Local News Links:... .........................

Thursday 19 January 2017

Mental Health Industries of Brandon (1963 to 1971)

Brandon Salt and Pepper Shakers ca. 1968

Long ago, I stopped collecting historic “stuff”.

I often stumbled across it or was offered it by people and quickly realized that if I didn't stop I would soon be overrun. My one soft spot, though, is souvenir tableware - things like mugs, plates, cups, especially with centennial or municipal logos.

When my friend Kali at Atomic Age Vintage emailed to ask about “Mental Health Industries” of Brandon and if they made things like salt and pepper shakers in the 1960s, I was intrigued and went on the hunt for information. When I saw the logos, I knew I was going to own them.

Mental Health Industries was a commercial wing of the Brandon Mental Health Centre, which in the 1960s was called the Brandon Hospital for Mental Diseases.

In 1960, under the supervision of the clinical director Dr. W. Schlicter and industrial therapist George Wroblewski, the Industrial Therapy Committee was created at the hospital. The purpose was to provide patients with skills they would need in the outside world and make them a little pocket money.

Initially, the committee set up a scrap metal business and a pair of cafeterias inside the hospital and did contract work like repairing burlap bags for the City of Brandon. There were complaints that it took the government-run hospital way too long to return money to the patients, so the Canadian Mental Health Association was brought in as a partner. The non-profit organization handled the bookkeeping.

The name of the organization was changed in 1963 to Mental Health Industries, (MHI). By this time, they had a large workshop in the hospital and were producing a wide range of items like aprons, plastic goods and ceramic ware.

Nov. 4, 1965, Brandon Sun

On November 5, 1965, MHI opened a storefront retail shop at 32 Ninth Street, across from the old Government Telephones Building.

The move downtown seemed to have a dual effect. Not only did it allow for the expansion of the program by making its wares more widely available, it helped take away some of the stigma from the hospital. During Mental Health Week, for instance, numerous city businesses took out small ads to sponsor a page for the MHI store and the Canadian Mental Health Association, thanking them for their service to the community.

By 1966, MHI had eleven employees plus 200 patients on staff and the workshop at the hospital had increased to 8,000 square feet.
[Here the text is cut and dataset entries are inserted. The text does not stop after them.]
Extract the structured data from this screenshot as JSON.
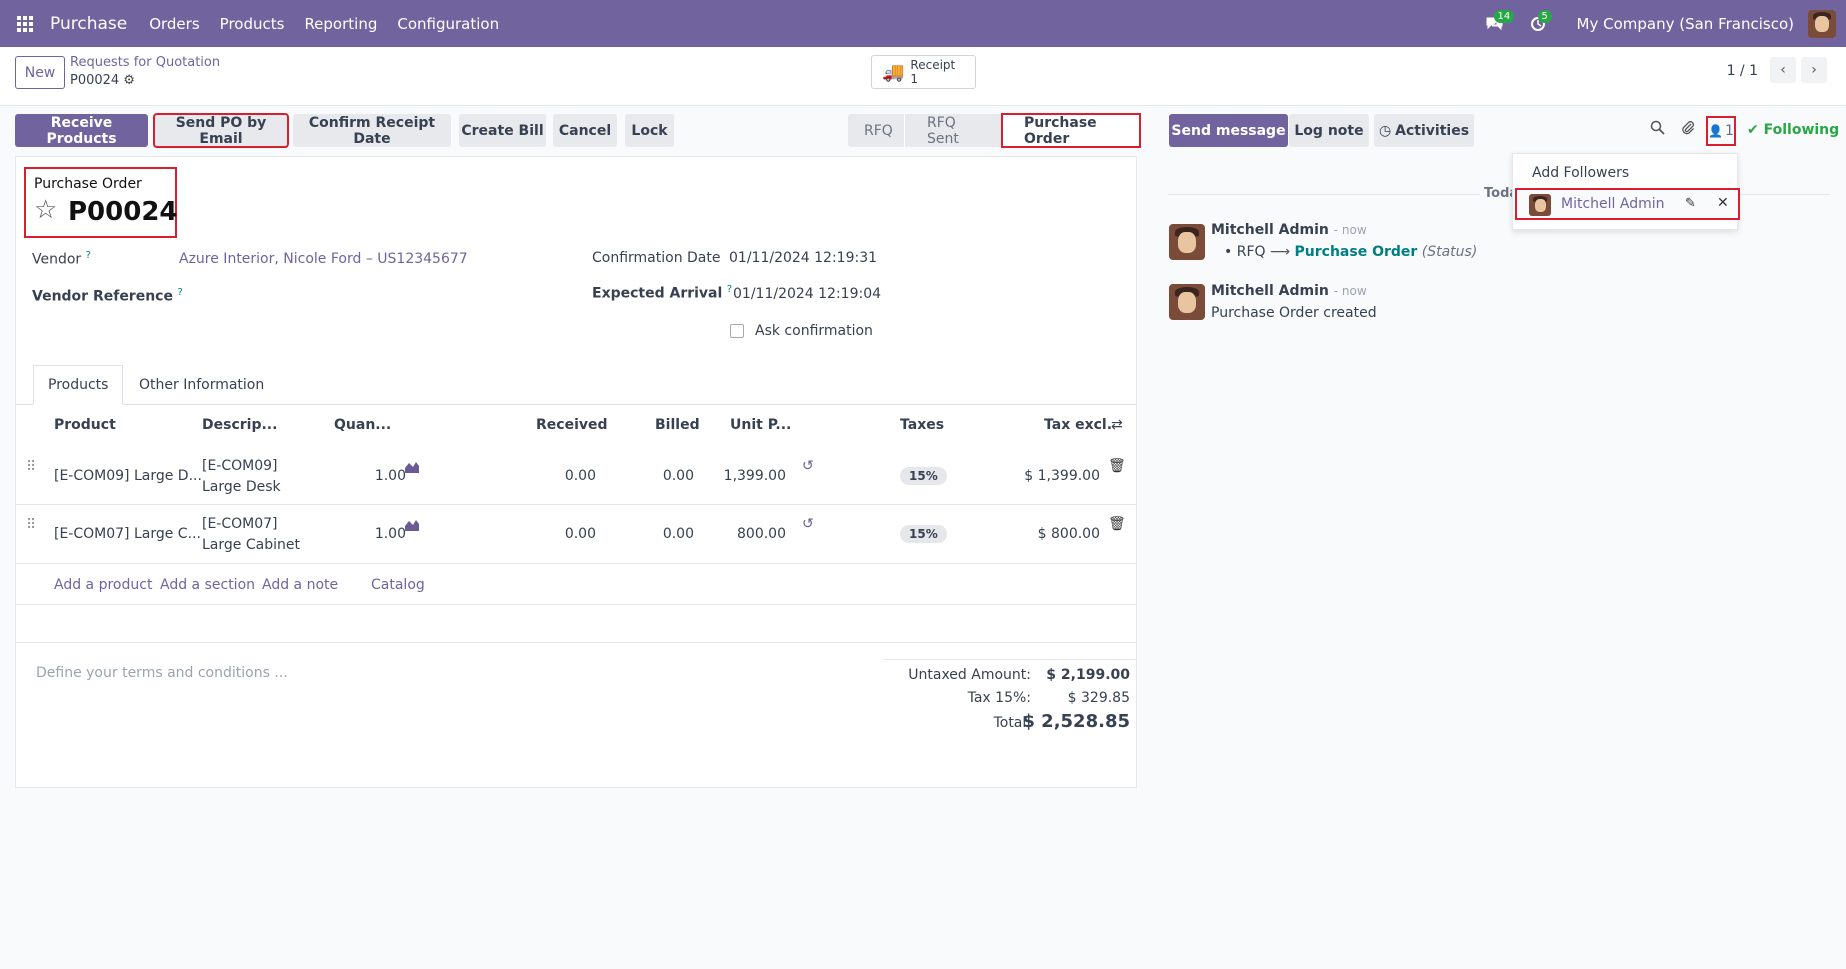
{
  "nav": {
    "app_name": "Purchase",
    "menu": [
      "Orders",
      "Products",
      "Reporting",
      "Configuration"
    ],
    "messages_count": "14",
    "activities_count": "5",
    "company": "My Company (San Francisco)"
  },
  "control_panel": {
    "new_label": "New",
    "breadcrumb_parent": "Requests for Quotation",
    "breadcrumb_current": "P00024",
    "smart_button": {
      "label": "Receipt",
      "count": "1"
    },
    "pager": "1 / 1"
  },
  "actions": {
    "receive_products": "Receive Products",
    "send_po_email": "Send PO by Email",
    "confirm_receipt_date": "Confirm Receipt Date",
    "create_bill": "Create Bill",
    "cancel": "Cancel",
    "lock": "Lock"
  },
  "stages": [
    "RFQ",
    "RFQ Sent",
    "Purchase Order"
  ],
  "form": {
    "title_label": "Purchase Order",
    "number": "P00024",
    "vendor_label": "Vendor",
    "vendor_value": "Azure Interior, Nicole Ford – US12345677",
    "vendor_ref_label": "Vendor Reference",
    "confirmation_date_label": "Confirmation Date",
    "confirmation_date_value": "01/11/2024 12:19:31",
    "expected_arrival_label": "Expected Arrival",
    "expected_arrival_value": "01/11/2024 12:19:04",
    "ask_confirmation_label": "Ask confirmation",
    "help_mark": "?"
  },
  "tabs": [
    "Products",
    "Other Information"
  ],
  "table": {
    "headers": [
      "Product",
      "Descrip...",
      "Quan...",
      "Received",
      "Billed",
      "Unit P...",
      "Taxes",
      "Tax excl."
    ],
    "rows": [
      {
        "product": "[E-COM09] Large D...",
        "desc1": "[E-COM09]",
        "desc2": "Large Desk",
        "qty": "1.00",
        "received": "0.00",
        "billed": "0.00",
        "unit_price": "1,399.00",
        "tax": "15%",
        "subtotal": "$ 1,399.00"
      },
      {
        "product": "[E-COM07] Large C...",
        "desc1": "[E-COM07]",
        "desc2": "Large Cabinet",
        "qty": "1.00",
        "received": "0.00",
        "billed": "0.00",
        "unit_price": "800.00",
        "tax": "15%",
        "subtotal": "$ 800.00"
      }
    ],
    "add_links": [
      "Add a product",
      "Add a section",
      "Add a note",
      "Catalog"
    ]
  },
  "terms_placeholder": "Define your terms and conditions ...",
  "totals": {
    "untaxed_label": "Untaxed Amount:",
    "untaxed_value": "$ 2,199.00",
    "tax_label": "Tax 15%:",
    "tax_value": "$ 329.85",
    "total_label": "Total:",
    "total_value": "$ 2,528.85"
  },
  "chatter": {
    "send_message": "Send message",
    "log_note": "Log note",
    "activities": "Activities",
    "followers_count": "1",
    "following": "Following",
    "today": "Toda",
    "dropdown": {
      "add_followers": "Add Followers",
      "follower_name": "Mitchell Admin"
    },
    "messages": [
      {
        "author": "Mitchell Admin",
        "time": "- now",
        "from": "RFQ",
        "to": "Purchase Order",
        "field": "(Status)"
      },
      {
        "author": "Mitchell Admin",
        "time": "- now",
        "body": "Purchase Order created"
      }
    ]
  }
}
Ads for the store listed products for sale such as home furnishings, (step stools, small table and bookcases), souvenirs, (ash trays, paperweights and salt and pepper shakers) and wooden children’s toys and furniture. The number of canteens in the hospital increased to four.

November 4, 1965, Brandon Sun

The store appears to have been a success.

In a 1968 Brandon Sun story, store manager Gladys Brown noted that people drove in from around the region to purchase gift ware and souvenirs to support the cause. A May 1965 editorial noted that the store made "upwards of $25,000 a year."

June 11, 1971, Brandon Sun

In the late 1960s, MHI began working closely with an organization called Rehab Industries of Western Manitoba. It was established in 1966 to provide work assessment, training and "sheltered employment" for adult handicapped persons.

On April 1, 1971, the two formally merged to create A.R.M. Industries and in June moved to a new retail space across the street at 35 Ninth Street.

Initially, they used facilities at both the hospital and Rehab Industries' building on Third Street at Van Horne to create products. Specialties of the Third Street site were printing, silk screening and sign making.

The Rehab Industries site was expanded in 1973 and  more of the workshop space moved out of the hospital. In 1977, the retail shop itself relocated there.

Its unclear when the production of souvenir items like the salt shakers ended.

On November 18, 1993, A.R.M. Industries of Brandon changed its name to Career Connections Incorporated.


The_Bear_Den said...

My father worked @ BMH from 1957 to 1971 and was involved in this project. As a going away gift he was presented with a ceramic Bison made @ the Rehab Centre. It's still in the family.

Christian Cassidy said...

Thanks for adding this. I imagine there's a lot of BMHC work out there. It would be interesting to see some of the more substantial pieces.